## [TASK INSTRUCTIONS]
Starting at the line that contains "Give me the", copy each line through the end of the listing below. Include both ends and output nothing more.

╭─ DATA SUPPLIED

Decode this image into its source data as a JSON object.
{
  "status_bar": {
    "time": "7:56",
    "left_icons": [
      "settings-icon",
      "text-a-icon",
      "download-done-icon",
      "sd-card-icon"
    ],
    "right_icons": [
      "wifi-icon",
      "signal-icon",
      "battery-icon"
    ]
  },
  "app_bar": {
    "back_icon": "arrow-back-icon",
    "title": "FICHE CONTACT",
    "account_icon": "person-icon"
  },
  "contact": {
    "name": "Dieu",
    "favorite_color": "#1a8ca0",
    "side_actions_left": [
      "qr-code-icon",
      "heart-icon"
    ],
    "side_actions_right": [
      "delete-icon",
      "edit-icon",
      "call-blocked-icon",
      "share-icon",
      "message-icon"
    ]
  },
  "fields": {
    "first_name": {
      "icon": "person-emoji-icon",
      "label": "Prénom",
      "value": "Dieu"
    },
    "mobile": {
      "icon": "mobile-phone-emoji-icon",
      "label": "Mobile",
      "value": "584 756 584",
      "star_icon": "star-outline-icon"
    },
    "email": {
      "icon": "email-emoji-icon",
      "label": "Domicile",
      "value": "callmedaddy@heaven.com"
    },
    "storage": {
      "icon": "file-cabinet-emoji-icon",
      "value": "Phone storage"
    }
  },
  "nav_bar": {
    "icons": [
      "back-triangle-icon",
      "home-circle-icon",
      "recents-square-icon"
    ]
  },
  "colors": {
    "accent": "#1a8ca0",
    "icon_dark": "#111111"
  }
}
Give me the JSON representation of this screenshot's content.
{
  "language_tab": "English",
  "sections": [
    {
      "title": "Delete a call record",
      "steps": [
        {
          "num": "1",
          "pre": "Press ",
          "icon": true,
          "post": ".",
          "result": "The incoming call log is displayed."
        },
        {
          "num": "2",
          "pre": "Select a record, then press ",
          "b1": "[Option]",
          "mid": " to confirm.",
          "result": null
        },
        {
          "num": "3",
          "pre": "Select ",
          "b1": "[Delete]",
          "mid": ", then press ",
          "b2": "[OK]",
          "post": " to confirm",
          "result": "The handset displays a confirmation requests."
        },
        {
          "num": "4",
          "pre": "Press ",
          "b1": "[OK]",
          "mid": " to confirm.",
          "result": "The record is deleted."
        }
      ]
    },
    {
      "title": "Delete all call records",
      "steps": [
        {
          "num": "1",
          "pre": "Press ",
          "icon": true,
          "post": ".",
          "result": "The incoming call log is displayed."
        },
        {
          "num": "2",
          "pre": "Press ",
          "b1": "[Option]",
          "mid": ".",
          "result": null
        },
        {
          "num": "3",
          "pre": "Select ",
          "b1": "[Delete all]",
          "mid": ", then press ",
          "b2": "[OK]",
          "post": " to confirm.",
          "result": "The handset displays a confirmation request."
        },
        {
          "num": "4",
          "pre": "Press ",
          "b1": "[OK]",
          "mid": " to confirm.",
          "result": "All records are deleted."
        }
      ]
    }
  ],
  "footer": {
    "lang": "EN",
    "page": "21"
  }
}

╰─

## [RESPONSE TO THE TASK]
Give me the JSON representation of this screenshot's content.
{
  "language_tab": "English",
  "sections": [
    {
      "title": "Delete a call record",
      "steps": [
        {
          "num": "1",
          "pre": "Press ",
          "icon": true,
          "post": ".",
          "result": "The incoming call log is displayed."
        },
        {
          "num": "2",
          "pre": "Select a record, then press ",
          "b1": "[Option]",
          "mid": " to confirm.",
          "result": null
        },
        {
          "num": "3",
          "pre": "Select ",
          "b1": "[Delete]",
          "mid": ", then press ",
          "b2": "[OK]",
          "post": " to confirm",
          "result": "The handset displays a confirmation requests."
        },
        {
          "num": "4",
          "pre": "Press ",
          "b1": "[OK]",
          "mid": " to confirm.",
          "result": "The record is deleted."
        }
      ]
    },
    {
      "title": "Delete all call records",
      "steps": [
        {
          "num": "1",
          "pre": "Press ",
          "icon": true,
          "post": ".",
          "result": "The incoming call log is displayed."
        },
        {
          "num": "2",
          "pre": "Press ",
          "b1": "[Option]",
          "mid": ".",
          "result": null
        },
        {
          "num": "3",
          "pre": "Select ",
          "b1": "[Delete all]",
          "mid": ", then press ",
          "b2": "[OK]",
          "post": " to confirm.",
          "result": "The handset displays a confirmation request."
        },
        {
          "num": "4",
          "pre": "Press ",
          "b1": "[OK]",
          "mid": " to confirm.",
          "result": "All records are deleted."
        }
      ]
    }
  ],
  "footer": {
    "lang": "EN",
    "page": "21"
  }
}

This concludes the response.